• Another person told me it was not valid for small electromagnets after I compared the results I got from that formula, and one for a U shaped electromagnet that I found on en.wikipedia.org/wiki/Electromagnet which was turns*current = B((Lcore/μ)+(Lgap/μ0)) The problem was, I got a smaller result in Teslas for the U shaped electromagnet than the straight core electromagnet. I know something is wrong with this, but I am not sure what. Mar 6, 2015 at 17:42
• The field depends on the shape. You can't apply the formula for a straight magnet and expect it to give the right result for a U shaped magnet, or vice versa! Mar 6, 2015 at 18:10
• The formula I was using for the U shaped magnet was taken from en.wikipedia.org/wiki/… Where it said "For an electromagnet with a single magnetic circuit, of which length Lcore of the magnetic field path is in the core material and length Lgap is in air gaps" the formula is turns*current = B((Lcore/μ)+(Lgap/μ0)) I am not sure if this is the correct formula for a U shaped electromagnet or not. Does anyone know the formula for the U shaped magnet? Am I using the wrong one here? Mar 6, 2015 at 18:22
• This formula is technically for an infinite solenoid. However should still give good results. Apr 14, 2022 at 23:04

For a normal multipole magnet, the field for a $$2n$$ multipole is given by: $$B_y+iB_x=n\frac{\mu_0NI}{r_0}\left(\frac{x+iy}{r_0}\right)^{n-1}$$ where $$r_0$$ means the distance between the pole and the origin of the coordinate system. $$NI$$ means each pole consists of $$N$$ turns of wire carrying current $$I$$.

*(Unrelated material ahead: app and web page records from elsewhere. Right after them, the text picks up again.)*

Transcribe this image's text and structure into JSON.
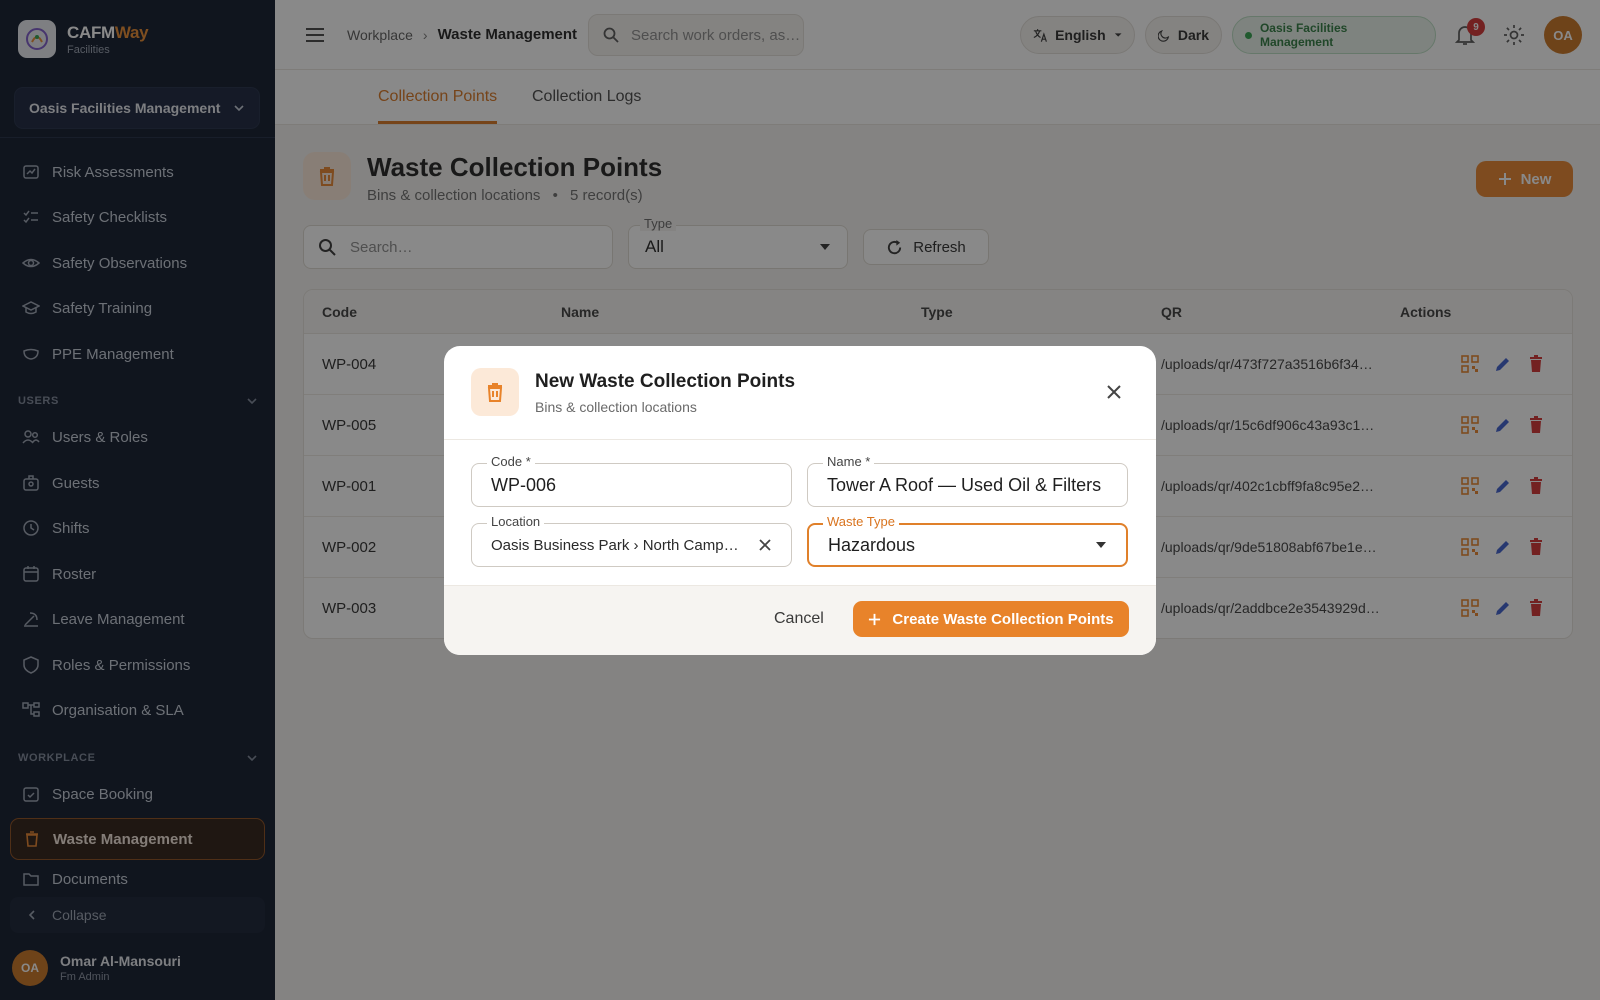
{
  "brand": {
    "name_part1": "CAFM",
    "name_part2": "Way",
    "subtitle": "Facilities"
  },
  "org_select": {
    "value": "Oasis Facilities Management"
  },
  "sidebar": {
    "items": [
      {
        "label": "Risk Assessments",
        "icon": "risk-assessment-icon"
      },
      {
        "label": "Safety Checklists",
        "icon": "checklist-icon"
      },
      {
        "label": "Safety Observations",
        "icon": "eye-icon"
      },
      {
        "label": "Safety Training",
        "icon": "graduation-cap-icon"
      },
      {
        "label": "PPE Management",
        "icon": "mask-icon"
      }
    ],
    "section_users": "USERS",
    "users_items": [
      {
        "label": "Users & Roles",
        "icon": "users-icon"
      },
      {
        "label": "Guests",
        "icon": "guest-icon"
      },
      {
        "label": "Shifts",
        "icon": "clock-icon"
      },
      {
        "label": "Roster",
        "icon": "calendar-icon"
      },
      {
        "label": "Leave Management",
        "icon": "leave-icon"
      },
      {
        "label": "Roles & Permissions",
        "icon": "shield-icon"
      },
      {
        "label": "Organisation & SLA",
        "icon": "org-chart-icon"
      }
    ],
    "section_workplace": "WORKPLACE",
    "workplace_items": [
      {
        "label": "Space Booking",
        "icon": "booking-icon"
      },
      {
        "label": "Waste Management",
        "icon": "trash-icon",
        "active": true
      },
      {
        "label": "Documents",
        "icon": "folder-icon"
      }
    ],
    "collapse_label": "Collapse"
  },
  "user": {
    "initials": "OA",
    "name": "Omar Al-Mansouri",
    "role": "Fm Admin"
  },
  "topbar": {
    "breadcrumb_parent": "Workplace",
    "breadcrumb_sep": "›",
    "breadcrumb_current": "Waste Management",
    "search_placeholder": "Search work orders, as…",
    "language": "English",
    "theme": "Dark",
    "org_status": "Oasis Facilities Management",
    "notification_count": "9",
    "avatar_initials": "OA"
  },
  "tabs": [
    {
      "label": "Collection Points",
      "active": true
    },
    {
      "label": "Collection Logs",
      "active": false
    }
  ],
  "page": {
    "title": "Waste Collection Points",
    "subtitle": "Bins & collection locations",
    "bullet": "•",
    "record_count": "5 record(s)",
    "new_button": "New"
  },
  "filters": {
    "search_placeholder": "Search…",
    "type_label": "Type",
    "type_value": "All",
    "refresh_button": "Refresh"
  },
  "table": {
    "headers": [
      "Code",
      "Name",
      "Type",
      "QR",
      "Actions"
    ],
    "rows": [
      {
        "code": "WP-004",
        "qr": "/uploads/qr/473f727a3516b6f34…"
      },
      {
        "code": "WP-005",
        "qr": "/uploads/qr/15c6df906c43a93c1…"
      },
      {
        "code": "WP-001",
        "qr": "/uploads/qr/402c1cbff9fa8c95e2…"
      },
      {
        "code": "WP-002",
        "qr": "/uploads/qr/9de51808abf67be1e…"
      },
      {
        "code": "WP-003",
        "qr": "/uploads/qr/2addbce2e3543929d…"
      }
    ]
  },
  "modal": {
    "title": "New Waste Collection Points",
    "subtitle": "Bins & collection locations",
    "code_label": "Code *",
    "code_value": "WP-006",
    "name_label": "Name *",
    "name_value": "Tower A Roof — Used Oil & Filters",
    "location_label": "Location",
    "location_value": "Oasis Business Park › North Campus › Tower A",
    "waste_type_label": "Waste Type",
    "waste_type_value": "Hazardous",
    "cancel_button": "Cancel",
    "create_button": "Create Waste Collection Points"
  },
  "colors": {
    "accent": "#e8832a",
    "sidebar_bg": "#0d1628",
    "danger": "#d32f2f",
    "edit": "#3b5ccc"
  }
}
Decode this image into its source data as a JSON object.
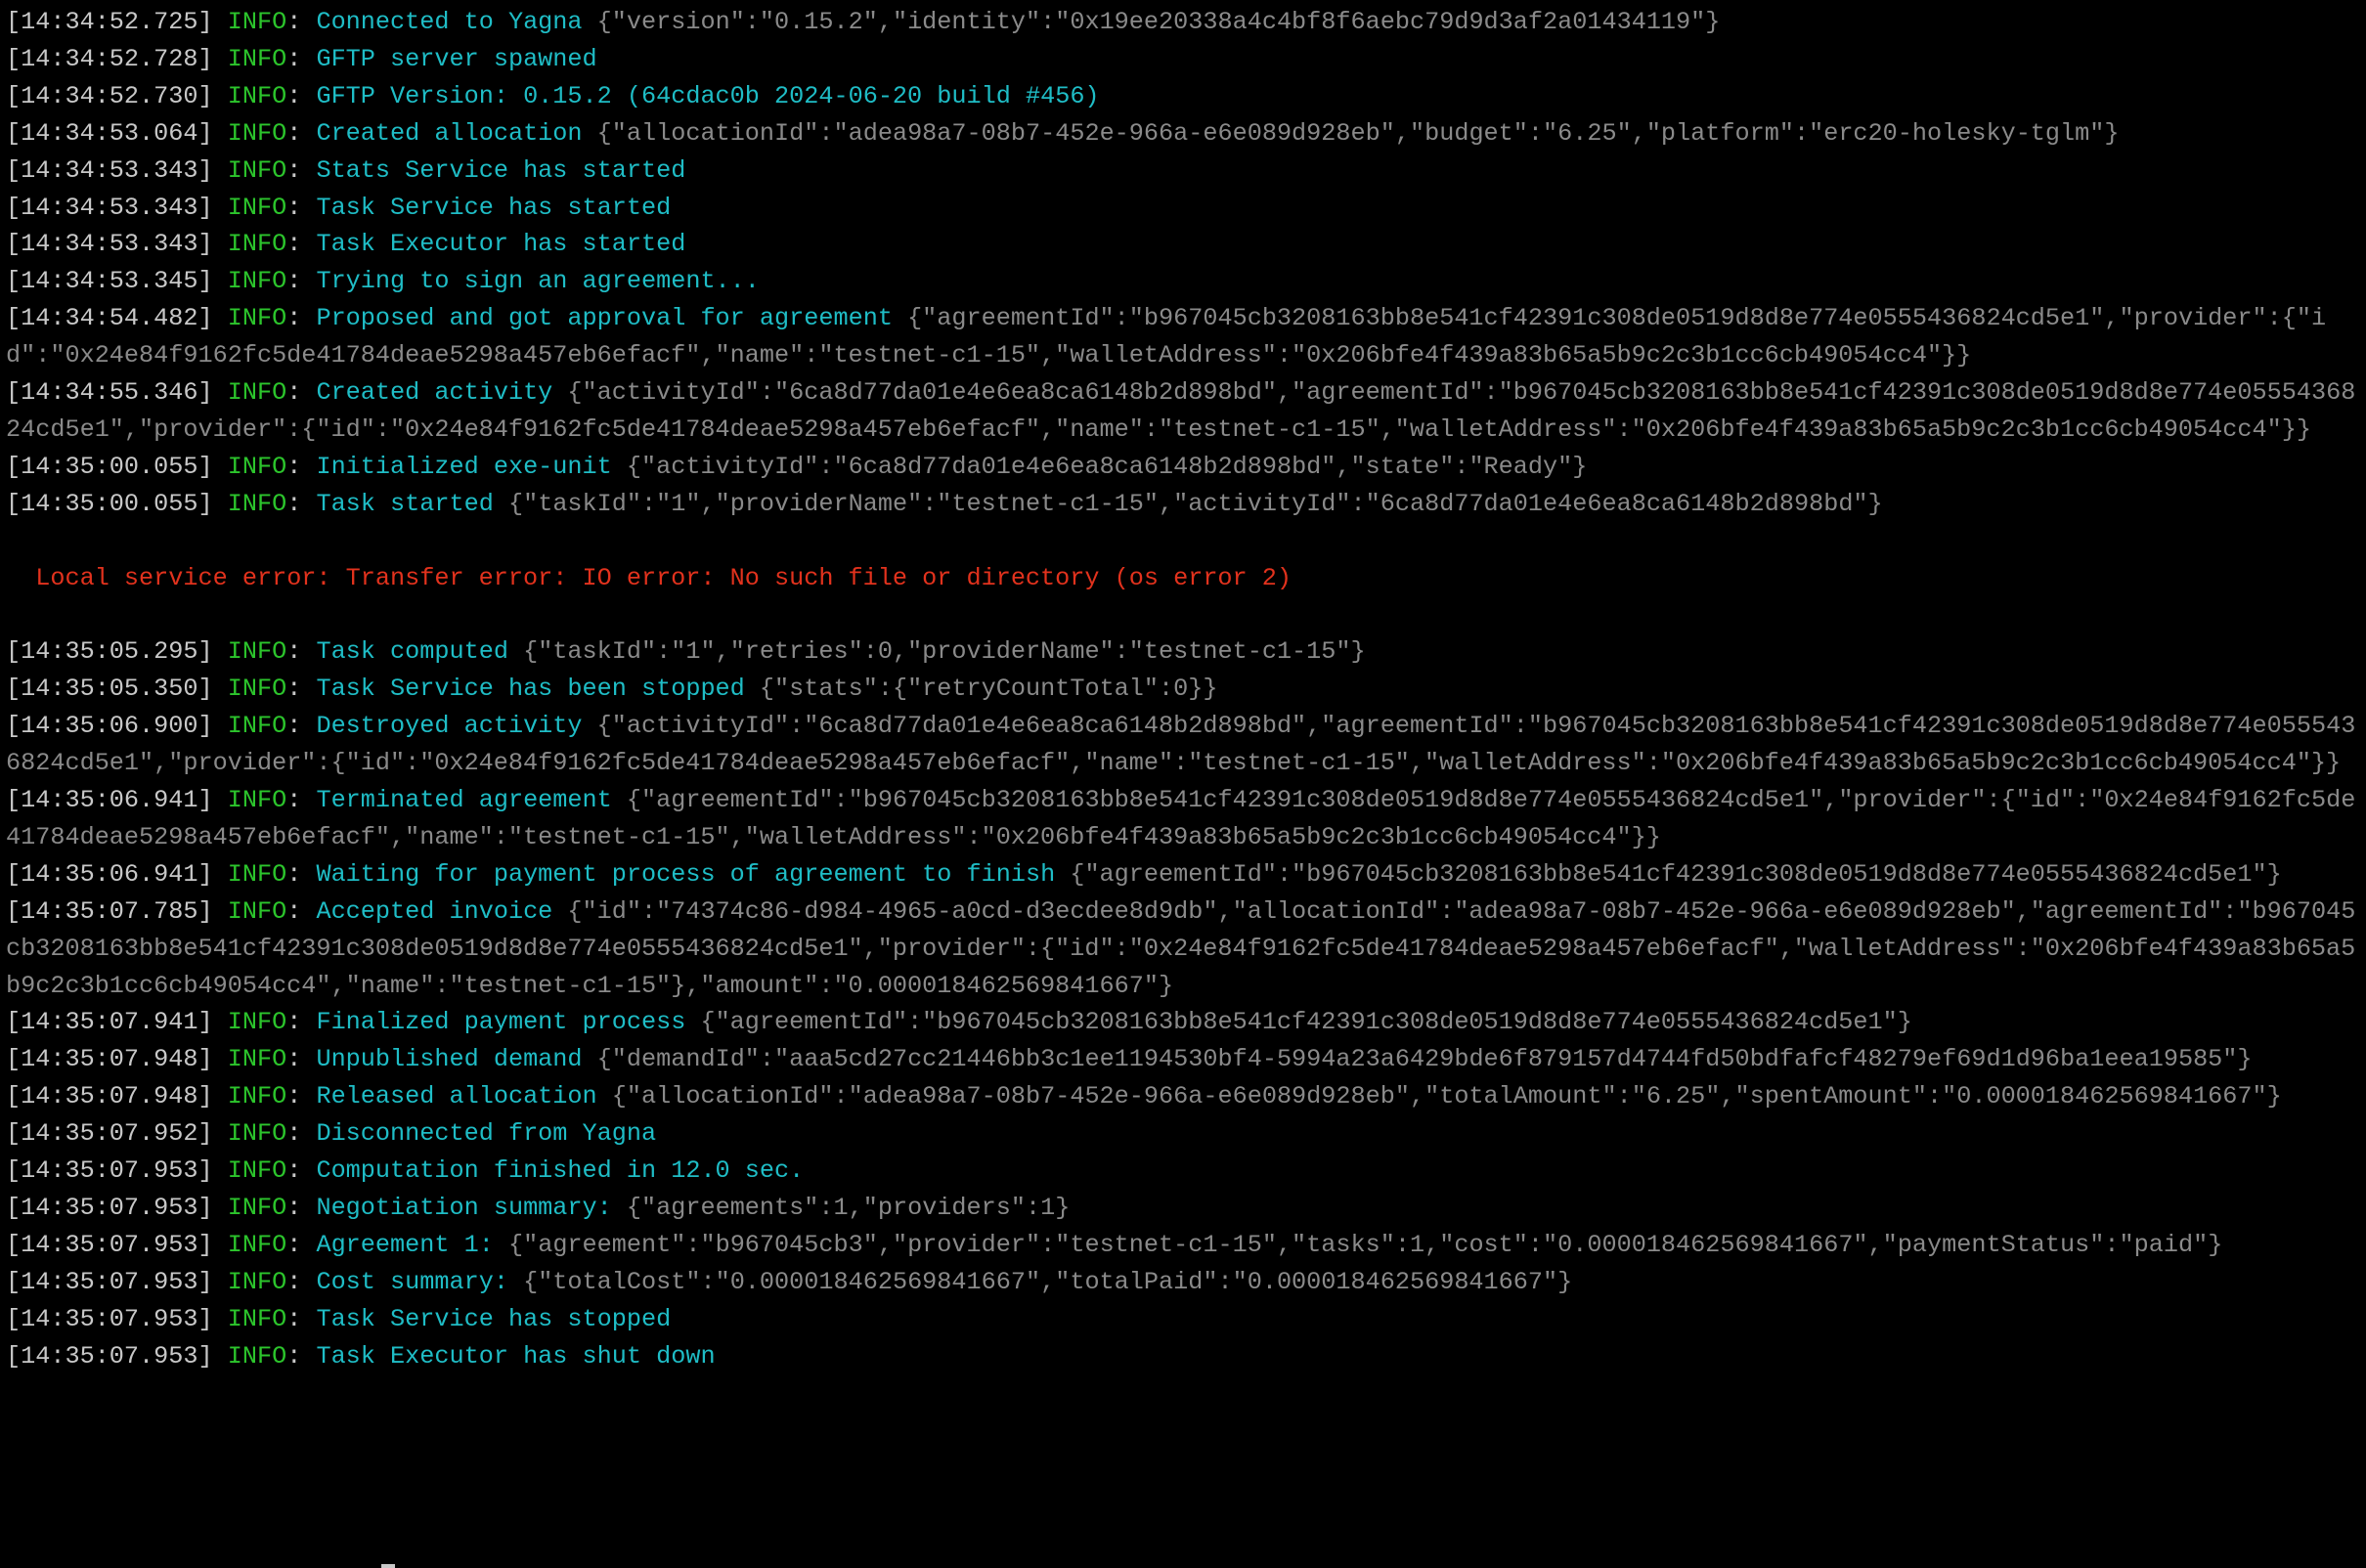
{
  "terminal": {
    "colors": {
      "timestamp": "#c8c8c8",
      "level": "#2cc52c",
      "message": "#1fbdc6",
      "json": "#8a8a8a",
      "error": "#e2321d",
      "background": "#000000"
    },
    "lines": [
      {
        "type": "log",
        "ts": "[14:34:52.725]",
        "level": "INFO",
        "msg": "Connected to Yagna",
        "json": "{\"version\":\"0.15.2\",\"identity\":\"0x19ee20338a4c4bf8f6aebc79d9d3af2a01434119\"}"
      },
      {
        "type": "log",
        "ts": "[14:34:52.728]",
        "level": "INFO",
        "msg": "GFTP server spawned",
        "json": ""
      },
      {
        "type": "log",
        "ts": "[14:34:52.730]",
        "level": "INFO",
        "msg": "GFTP Version: 0.15.2 (64cdac0b 2024-06-20 build #456)",
        "json": ""
      },
      {
        "type": "log",
        "ts": "[14:34:53.064]",
        "level": "INFO",
        "msg": "Created allocation",
        "json": "{\"allocationId\":\"adea98a7-08b7-452e-966a-e6e089d928eb\",\"budget\":\"6.25\",\"platform\":\"erc20-holesky-tglm\"}"
      },
      {
        "type": "log",
        "ts": "[14:34:53.343]",
        "level": "INFO",
        "msg": "Stats Service has started",
        "json": ""
      },
      {
        "type": "log",
        "ts": "[14:34:53.343]",
        "level": "INFO",
        "msg": "Task Service has started",
        "json": ""
      },
      {
        "type": "log",
        "ts": "[14:34:53.343]",
        "level": "INFO",
        "msg": "Task Executor has started",
        "json": ""
      },
      {
        "type": "log",
        "ts": "[14:34:53.345]",
        "level": "INFO",
        "msg": "Trying to sign an agreement...",
        "json": ""
      },
      {
        "type": "log",
        "ts": "[14:34:54.482]",
        "level": "INFO",
        "msg": "Proposed and got approval for agreement",
        "json": "{\"agreementId\":\"b967045cb3208163bb8e541cf42391c308de0519d8d8e774e0555436824cd5e1\",\"provider\":{\"id\":\"0x24e84f9162fc5de41784deae5298a457eb6efacf\",\"name\":\"testnet-c1-15\",\"walletAddress\":\"0x206bfe4f439a83b65a5b9c2c3b1cc6cb49054cc4\"}}"
      },
      {
        "type": "log",
        "ts": "[14:34:55.346]",
        "level": "INFO",
        "msg": "Created activity",
        "json": "{\"activityId\":\"6ca8d77da01e4e6ea8ca6148b2d898bd\",\"agreementId\":\"b967045cb3208163bb8e541cf42391c308de0519d8d8e774e0555436824cd5e1\",\"provider\":{\"id\":\"0x24e84f9162fc5de41784deae5298a457eb6efacf\",\"name\":\"testnet-c1-15\",\"walletAddress\":\"0x206bfe4f439a83b65a5b9c2c3b1cc6cb49054cc4\"}}"
      },
      {
        "type": "log",
        "ts": "[14:35:00.055]",
        "level": "INFO",
        "msg": "Initialized exe-unit",
        "json": "{\"activityId\":\"6ca8d77da01e4e6ea8ca6148b2d898bd\",\"state\":\"Ready\"}"
      },
      {
        "type": "log",
        "ts": "[14:35:00.055]",
        "level": "INFO",
        "msg": "Task started",
        "json": "{\"taskId\":\"1\",\"providerName\":\"testnet-c1-15\",\"activityId\":\"6ca8d77da01e4e6ea8ca6148b2d898bd\"}"
      },
      {
        "type": "blank"
      },
      {
        "type": "error",
        "text": "  Local service error: Transfer error: IO error: No such file or directory (os error 2)"
      },
      {
        "type": "blank"
      },
      {
        "type": "log",
        "ts": "[14:35:05.295]",
        "level": "INFO",
        "msg": "Task computed",
        "json": "{\"taskId\":\"1\",\"retries\":0,\"providerName\":\"testnet-c1-15\"}"
      },
      {
        "type": "log",
        "ts": "[14:35:05.350]",
        "level": "INFO",
        "msg": "Task Service has been stopped",
        "json": "{\"stats\":{\"retryCountTotal\":0}}"
      },
      {
        "type": "log",
        "ts": "[14:35:06.900]",
        "level": "INFO",
        "msg": "Destroyed activity",
        "json": "{\"activityId\":\"6ca8d77da01e4e6ea8ca6148b2d898bd\",\"agreementId\":\"b967045cb3208163bb8e541cf42391c308de0519d8d8e774e0555436824cd5e1\",\"provider\":{\"id\":\"0x24e84f9162fc5de41784deae5298a457eb6efacf\",\"name\":\"testnet-c1-15\",\"walletAddress\":\"0x206bfe4f439a83b65a5b9c2c3b1cc6cb49054cc4\"}}"
      },
      {
        "type": "log",
        "ts": "[14:35:06.941]",
        "level": "INFO",
        "msg": "Terminated agreement",
        "json": "{\"agreementId\":\"b967045cb3208163bb8e541cf42391c308de0519d8d8e774e0555436824cd5e1\",\"provider\":{\"id\":\"0x24e84f9162fc5de41784deae5298a457eb6efacf\",\"name\":\"testnet-c1-15\",\"walletAddress\":\"0x206bfe4f439a83b65a5b9c2c3b1cc6cb49054cc4\"}}"
      },
      {
        "type": "log",
        "ts": "[14:35:06.941]",
        "level": "INFO",
        "msg": "Waiting for payment process of agreement to finish",
        "json": "{\"agreementId\":\"b967045cb3208163bb8e541cf42391c308de0519d8d8e774e0555436824cd5e1\"}"
      },
      {
        "type": "log",
        "ts": "[14:35:07.785]",
        "level": "INFO",
        "msg": "Accepted invoice",
        "json": "{\"id\":\"74374c86-d984-4965-a0cd-d3ecdee8d9db\",\"allocationId\":\"adea98a7-08b7-452e-966a-e6e089d928eb\",\"agreementId\":\"b967045cb3208163bb8e541cf42391c308de0519d8d8e774e0555436824cd5e1\",\"provider\":{\"id\":\"0x24e84f9162fc5de41784deae5298a457eb6efacf\",\"walletAddress\":\"0x206bfe4f439a83b65a5b9c2c3b1cc6cb49054cc4\",\"name\":\"testnet-c1-15\"},\"amount\":\"0.000018462569841667\"}"
      },
      {
        "type": "log",
        "ts": "[14:35:07.941]",
        "level": "INFO",
        "msg": "Finalized payment process",
        "json": "{\"agreementId\":\"b967045cb3208163bb8e541cf42391c308de0519d8d8e774e0555436824cd5e1\"}"
      },
      {
        "type": "log",
        "ts": "[14:35:07.948]",
        "level": "INFO",
        "msg": "Unpublished demand",
        "json": "{\"demandId\":\"aaa5cd27cc21446bb3c1ee1194530bf4-5994a23a6429bde6f879157d4744fd50bdfafcf48279ef69d1d96ba1eea19585\"}"
      },
      {
        "type": "log",
        "ts": "[14:35:07.948]",
        "level": "INFO",
        "msg": "Released allocation",
        "json": "{\"allocationId\":\"adea98a7-08b7-452e-966a-e6e089d928eb\",\"totalAmount\":\"6.25\",\"spentAmount\":\"0.000018462569841667\"}"
      },
      {
        "type": "log",
        "ts": "[14:35:07.952]",
        "level": "INFO",
        "msg": "Disconnected from Yagna",
        "json": ""
      },
      {
        "type": "log",
        "ts": "[14:35:07.953]",
        "level": "INFO",
        "msg": "Computation finished in 12.0 sec.",
        "json": ""
      },
      {
        "type": "log",
        "ts": "[14:35:07.953]",
        "level": "INFO",
        "msg": "Negotiation summary:",
        "json": "{\"agreements\":1,\"providers\":1}"
      },
      {
        "type": "log",
        "ts": "[14:35:07.953]",
        "level": "INFO",
        "msg": "Agreement 1:",
        "json": "{\"agreement\":\"b967045cb3\",\"provider\":\"testnet-c1-15\",\"tasks\":1,\"cost\":\"0.000018462569841667\",\"paymentStatus\":\"paid\"}"
      },
      {
        "type": "log",
        "ts": "[14:35:07.953]",
        "level": "INFO",
        "msg": "Cost summary:",
        "json": "{\"totalCost\":\"0.000018462569841667\",\"totalPaid\":\"0.000018462569841667\"}"
      },
      {
        "type": "log",
        "ts": "[14:35:07.953]",
        "level": "INFO",
        "msg": "Task Service has stopped",
        "json": ""
      },
      {
        "type": "log",
        "ts": "[14:35:07.953]",
        "level": "INFO",
        "msg": "Task Executor has shut down",
        "json": ""
      }
    ]
  }
}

So, $$n=1$$ is a dipole with gap $$2r_0$$; and $$n=2$$ is a quadrupole with field gradient $$\frac{\partial B_y}{\partial x}=\frac{\partial B_x}{\partial y}=\frac{2\mu_0NI}{r_0^2}.$$